Okay, let's get to the...heh, heh...meat of the matter already.
Another cool cover featuring a creature that looks less like a cannibal
and more like some kind of mutant (check out that tasty treat in
his/her/its hand, yummy), but that only made guys like me want to buy
this all the more. And although I can only speak for myself--a guy who
bought countless of these nasties for the covers alone--I was not
"She recognized the upturned face in spite of the mutilations that
disfigured it, an eye torn from its socket, hanging by a thread."
Yes, Guy, yes! That's it! That's exactly what we wanted. And more:
"And that was when the full extent of her lover's mutilations were
revealed to her--the torn abdomen gaping wide and bloody, a mess of
scarlet slimy entrails spilling from the wound..."
Smith knows his business and rarely disappoints. CANNIBALS is no
exception. The plot of this one is fairly simple: a diverse group of people
venture to the remote Scottish coastal hamlet of Invercurie for rest and
relaxation not knowing that high above the village in the mountain caves
of Blair Long there is a degenerate race of half-human monsters. The
people of Invercurie are a clannish, unfriendly bunch to say the least
and would send most tourists packing. One of their own, a farmer
named Geddis, has built some chalets to bring some tourist dollars into
his pockets. The locals are not happy about this for, like Las Vegas,
what happens in Invercurie stays in Invercurie. The tourists come and--in
the course of the next 200 pages--most die unpleasant deaths via the
cave-dwelling cannibal hordes. Who are these cannibals? Smith gives
us a fun explanation reeking with Lovecraftian themes of racial
backsliding, incest, and biological degeneration. Apparently, as the
result of relentless inbreeding amongst the locals several hundred years
before, a race of mutants were born and they, following the pattern,
bred amongst themselves creating creatures with webbed fingers and a
dormant third eye...amongst other unpleasant anatomical deformations.
Here Smith gives us a look at one of them, a dead child:
"The head was squat, with barely any neck, a hairless skull with a
horribly prominent forehead, wide staring eyes, and there was something
growing in between them. A tiny oval with a film of opaque skin covering
it as though Nature was doing everything possible to prevent the
emergence of a third eye..."
Being that the cannibal mutants are more or less blood kin of the people
of Invercurie, the locals long ago hid them away up in the caves where
they continued to breed like maggots.

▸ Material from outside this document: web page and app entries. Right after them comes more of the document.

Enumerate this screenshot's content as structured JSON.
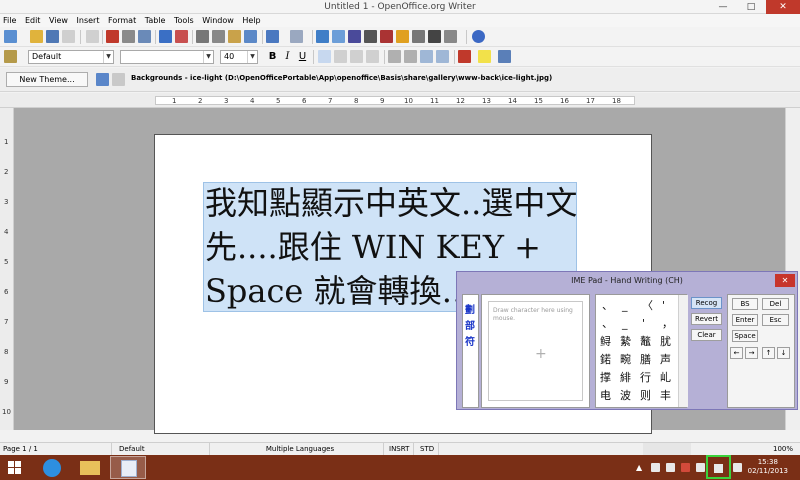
{
  "window": {
    "title": "Untitled 1 - OpenOffice.org Writer",
    "minimize": "—",
    "maximize": "□",
    "close": "✕"
  },
  "menu": [
    "File",
    "Edit",
    "View",
    "Insert",
    "Format",
    "Table",
    "Tools",
    "Window",
    "Help"
  ],
  "format_toolbar": {
    "style": "Default",
    "font": "",
    "size": "40",
    "bold": "B",
    "italic": "I",
    "underline": "U"
  },
  "gallery": {
    "new_theme": "New Theme...",
    "path": "Backgrounds - ice-light (D:\\OpenOfficePortable\\App\\openoffice\\Basis\\share\\gallery\\www-back\\ice-light.jpg)"
  },
  "ruler": {
    "numbers": [
      "1",
      "2",
      "3",
      "4",
      "5",
      "6",
      "7",
      "8",
      "9",
      "10",
      "11",
      "12",
      "13",
      "14",
      "15",
      "16",
      "17",
      "18"
    ]
  },
  "vruler": {
    "numbers": [
      "1",
      "2",
      "3",
      "4",
      "5",
      "6",
      "7",
      "8",
      "9",
      "10"
    ]
  },
  "document": {
    "lines": [
      "我知點顯示中英文..選中文",
      "先....跟住 WIN KEY +",
      "Space 就會轉換…"
    ]
  },
  "ime_pad": {
    "title": "IME Pad - Hand Writing (CH)",
    "close": "✕",
    "side_tabs": [
      "劃",
      "部",
      "符"
    ],
    "draw_hint": "Draw character here using mouse.",
    "plus": "+",
    "candidates": [
      "、",
      "_",
      "〈",
      "'",
      "、",
      "_",
      "'",
      "，",
      "鲟",
      "縶",
      "鼇",
      "肬",
      "鍩",
      "畹",
      "膳",
      "声",
      "撑",
      "緋",
      "行",
      "乢",
      "电",
      "波",
      "则",
      "丰"
    ],
    "buttons": {
      "recog": "Recog",
      "revert": "Revert",
      "clear": "Clear",
      "bs": "BS",
      "del": "Del",
      "enter": "Enter",
      "esc": "Esc",
      "space": "Space",
      "left": "←",
      "right": "→",
      "up": "↑",
      "down": "↓"
    }
  },
  "statusbar": {
    "page": "Page 1 / 1",
    "style": "Default",
    "language": "Multiple Languages",
    "mode": "INSRT",
    "selection": "STD",
    "zoom": "100%"
  },
  "taskbar": {
    "time": "15:38",
    "date": "02/11/2013"
  },
  "colors": {
    "taskbar": "#7a2f16",
    "selection": "#cfe3f7",
    "ime_frame": "#b5b0d6",
    "close_red": "#c0392b",
    "highlight_green": "#3bd23b"
  }
}
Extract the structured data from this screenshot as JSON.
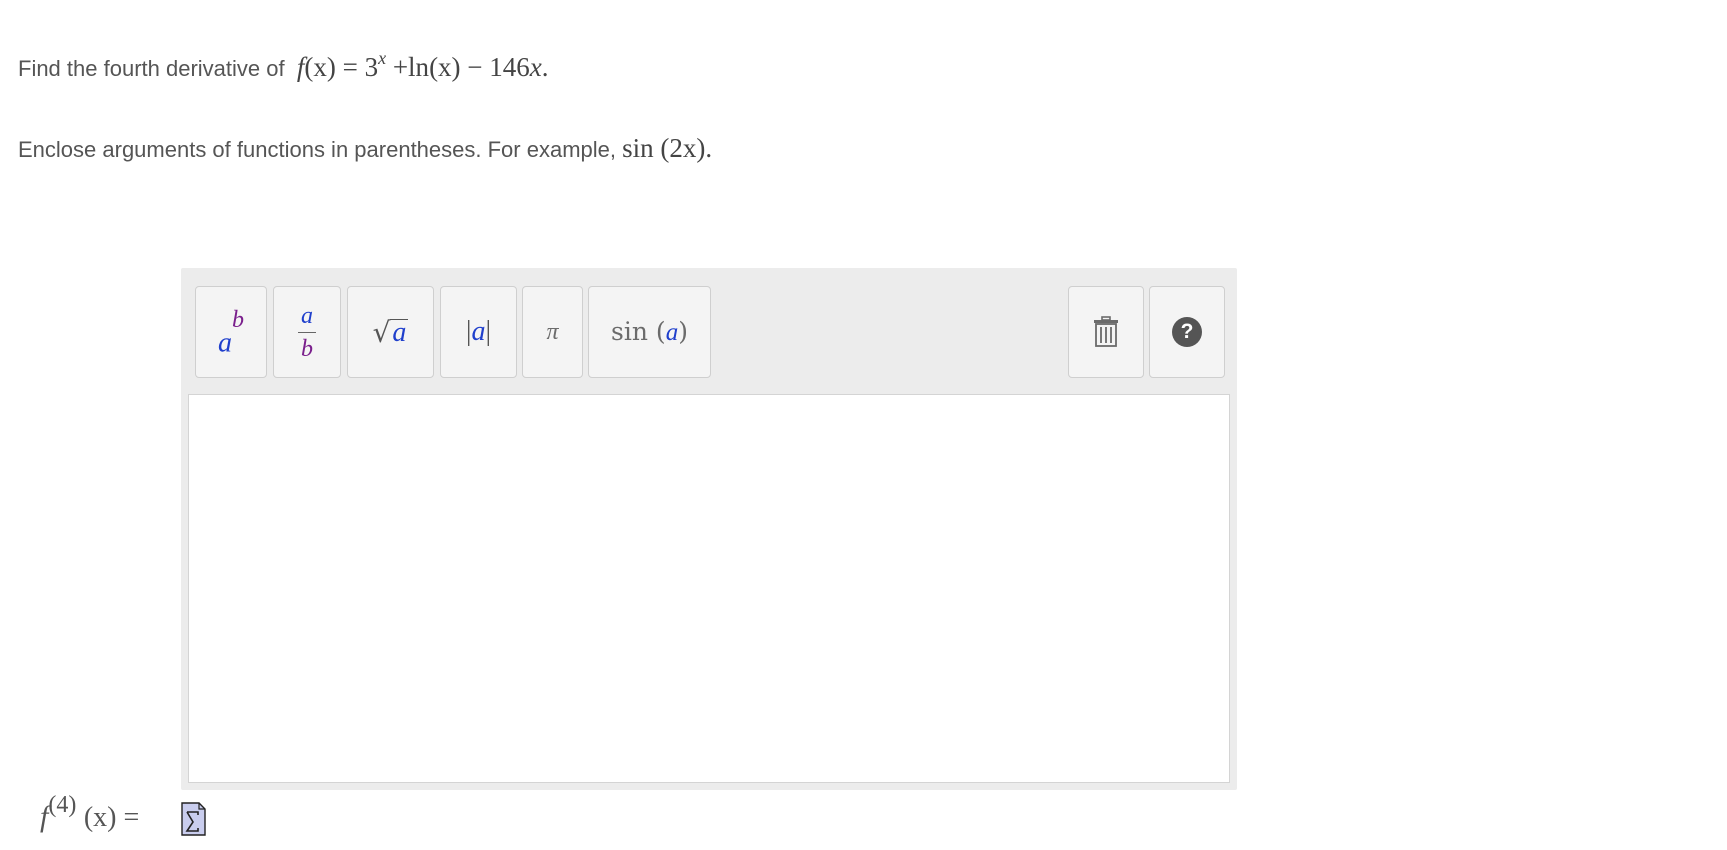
{
  "question": {
    "prompt_text": "Find the fourth derivative of",
    "expression": {
      "func_name": "f",
      "func_arg": "(x)",
      "equals": "=",
      "base": "3",
      "exponent": "x",
      "plus": "+",
      "ln_name": "ln",
      "ln_arg": "(x)",
      "minus": "−",
      "coefficient": "146",
      "variable": "x",
      "period": "."
    },
    "instruction_text": "Enclose arguments of functions in parentheses. For example,",
    "example": {
      "fn": "sin",
      "arg": "(2x)",
      "period": "."
    }
  },
  "toolbar": {
    "power": {
      "base": "a",
      "exp": "b"
    },
    "fraction": {
      "num": "a",
      "den": "b"
    },
    "sqrt": {
      "radical": "√",
      "arg": "a"
    },
    "abs": {
      "left": "|",
      "arg": "a",
      "right": "|"
    },
    "pi": {
      "symbol": "π"
    },
    "sin": {
      "fn": "sin",
      "open": "(",
      "arg": "a",
      "close": ")"
    },
    "help": {
      "symbol": "?"
    }
  },
  "editor": {
    "value": ""
  },
  "answer": {
    "f": "f",
    "order": "(4)",
    "arg": "(x)",
    "equals": "="
  },
  "colors": {
    "variable_blue": "#1f3fcc",
    "variable_purple": "#7a1f8c",
    "panel_bg": "#ececec",
    "button_bg": "#f4f4f4",
    "help_circle": "#555555"
  }
}
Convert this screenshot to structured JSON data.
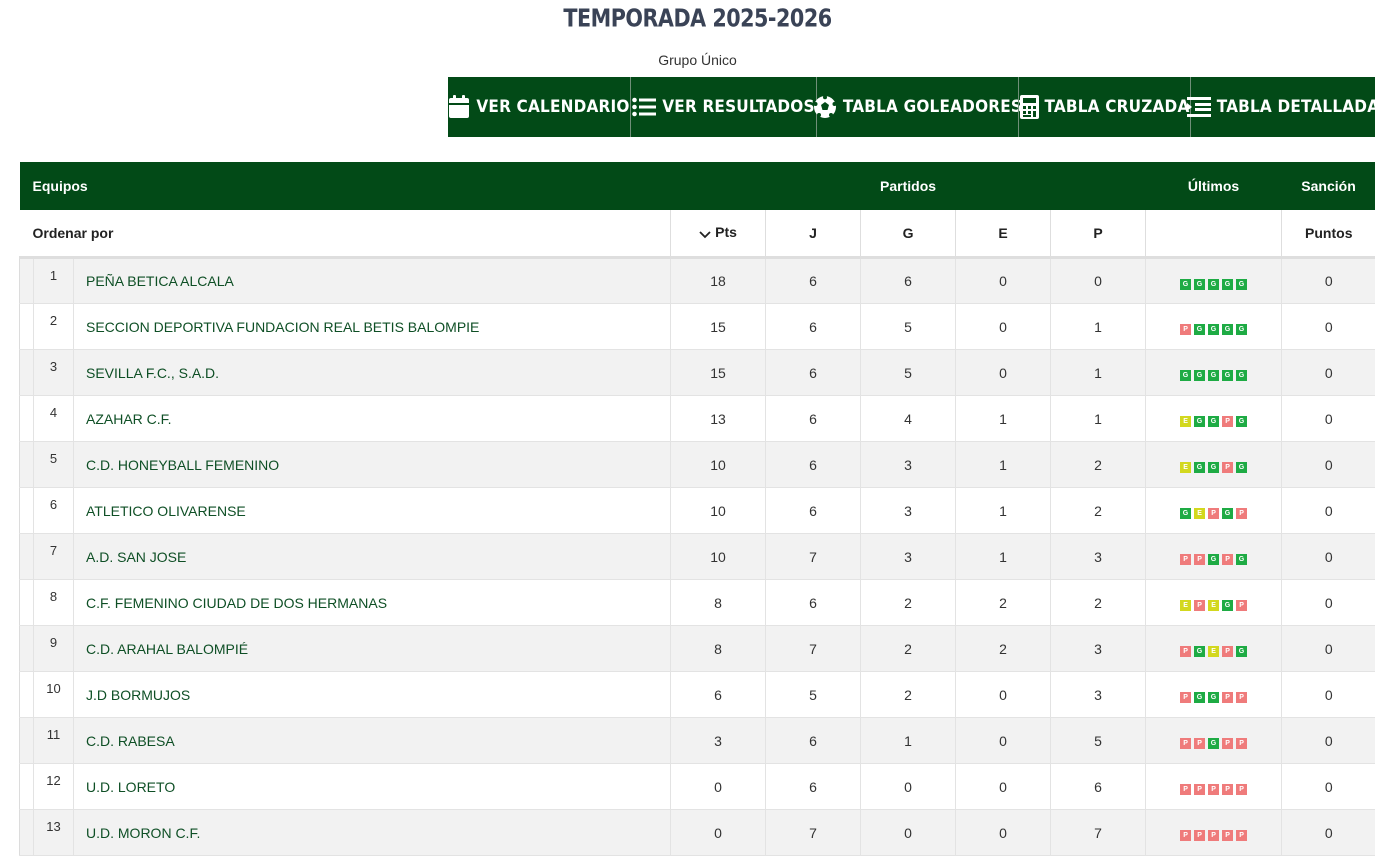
{
  "header": {
    "season_title": "TEMPORADA 2025-2026",
    "group": "Grupo Único"
  },
  "nav": [
    {
      "icon": "calendar-icon",
      "label": "VER CALENDARIO"
    },
    {
      "icon": "list-icon",
      "label": "VER RESULTADOS"
    },
    {
      "icon": "soccer-ball-icon",
      "label": "TABLA GOLEADORES"
    },
    {
      "icon": "calculator-icon",
      "label": "TABLA CRUZADA"
    },
    {
      "icon": "detailed-list-icon",
      "label": "TABLA DETALLADA"
    }
  ],
  "table": {
    "header": {
      "teams": "Equipos",
      "matches": "Partidos",
      "last": "Últimos",
      "sanction": "Sanción"
    },
    "sort_row": {
      "order_by": "Ordenar por",
      "pts": "Pts",
      "j": "J",
      "g": "G",
      "e": "E",
      "p": "P",
      "points": "Puntos"
    },
    "colors": {
      "header_bg": "#024a17",
      "win": "#1eab44",
      "draw": "#d3d81e",
      "loss": "#ef7b7b"
    },
    "rows": [
      {
        "pos": "1",
        "team": "PEÑA BETICA ALCALA",
        "pts": "18",
        "j": "6",
        "g": "6",
        "e": "0",
        "p": "0",
        "form": [
          "G",
          "G",
          "G",
          "G",
          "G"
        ],
        "sanction": "0"
      },
      {
        "pos": "2",
        "team": "SECCION DEPORTIVA FUNDACION REAL BETIS BALOMPIE",
        "pts": "15",
        "j": "6",
        "g": "5",
        "e": "0",
        "p": "1",
        "form": [
          "P",
          "G",
          "G",
          "G",
          "G"
        ],
        "sanction": "0"
      },
      {
        "pos": "3",
        "team": "SEVILLA F.C., S.A.D.",
        "pts": "15",
        "j": "6",
        "g": "5",
        "e": "0",
        "p": "1",
        "form": [
          "G",
          "G",
          "G",
          "G",
          "G"
        ],
        "sanction": "0"
      },
      {
        "pos": "4",
        "team": "AZAHAR C.F.",
        "pts": "13",
        "j": "6",
        "g": "4",
        "e": "1",
        "p": "1",
        "form": [
          "E",
          "G",
          "G",
          "P",
          "G"
        ],
        "sanction": "0"
      },
      {
        "pos": "5",
        "team": "C.D. HONEYBALL FEMENINO",
        "pts": "10",
        "j": "6",
        "g": "3",
        "e": "1",
        "p": "2",
        "form": [
          "E",
          "G",
          "G",
          "P",
          "G"
        ],
        "sanction": "0"
      },
      {
        "pos": "6",
        "team": "ATLETICO OLIVARENSE",
        "pts": "10",
        "j": "6",
        "g": "3",
        "e": "1",
        "p": "2",
        "form": [
          "G",
          "E",
          "P",
          "G",
          "P"
        ],
        "sanction": "0"
      },
      {
        "pos": "7",
        "team": "A.D. SAN JOSE",
        "pts": "10",
        "j": "7",
        "g": "3",
        "e": "1",
        "p": "3",
        "form": [
          "P",
          "P",
          "G",
          "P",
          "G"
        ],
        "sanction": "0"
      },
      {
        "pos": "8",
        "team": "C.F. FEMENINO CIUDAD DE DOS HERMANAS",
        "pts": "8",
        "j": "6",
        "g": "2",
        "e": "2",
        "p": "2",
        "form": [
          "E",
          "P",
          "E",
          "G",
          "P"
        ],
        "sanction": "0"
      },
      {
        "pos": "9",
        "team": "C.D. ARAHAL BALOMPIÉ",
        "pts": "8",
        "j": "7",
        "g": "2",
        "e": "2",
        "p": "3",
        "form": [
          "P",
          "G",
          "E",
          "P",
          "G"
        ],
        "sanction": "0"
      },
      {
        "pos": "10",
        "team": "J.D BORMUJOS",
        "pts": "6",
        "j": "5",
        "g": "2",
        "e": "0",
        "p": "3",
        "form": [
          "P",
          "G",
          "G",
          "P",
          "P"
        ],
        "sanction": "0"
      },
      {
        "pos": "11",
        "team": "C.D. RABESA",
        "pts": "3",
        "j": "6",
        "g": "1",
        "e": "0",
        "p": "5",
        "form": [
          "P",
          "P",
          "G",
          "P",
          "P"
        ],
        "sanction": "0"
      },
      {
        "pos": "12",
        "team": "U.D. LORETO",
        "pts": "0",
        "j": "6",
        "g": "0",
        "e": "0",
        "p": "6",
        "form": [
          "P",
          "P",
          "P",
          "P",
          "P"
        ],
        "sanction": "0"
      },
      {
        "pos": "13",
        "team": "U.D. MORON C.F.",
        "pts": "0",
        "j": "7",
        "g": "0",
        "e": "0",
        "p": "7",
        "form": [
          "P",
          "P",
          "P",
          "P",
          "P"
        ],
        "sanction": "0"
      }
    ]
  }
}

Between the wildlife in the hills
and the dead of Invercurie which were given to them for their feasts, the
cannibals troubled no one. But then the rabbits died out and the
cannibals started coming into the village to feed. Something our unwary
tourists learn all about as they are raped, murdered, and cannibalized
by our friends. We have a fairly large ensemble cast here, but only a few
Pros: Just about everything from our grotesque flesh-eating cannibal
mutants to a great backstory with plenty of nods to Lovecraft and
Machen to grisly descriptions of rapes and murders and flesh feasts.
And let's not forget that whacked-out village woman who actually laid
with one of these things!
Cons: Can't really find anything I didn't like. I suppose some would say
that the characters are a bit cardboard or that the idea of such a race
being hidden away in modern-day Scotland is a little unfeasible, but
screw it. This is great pulp horror!
Overall: A good read. The perfect antidote to too much cerebral fiction.
Here is a horror storyteller in fine form.
I give this four bloody skulls out of five.
For our next guilty pleasure we go fishing:
"Suddenly--the sea becomes a focus of terror."
|Copyright 2016 by Tim Curran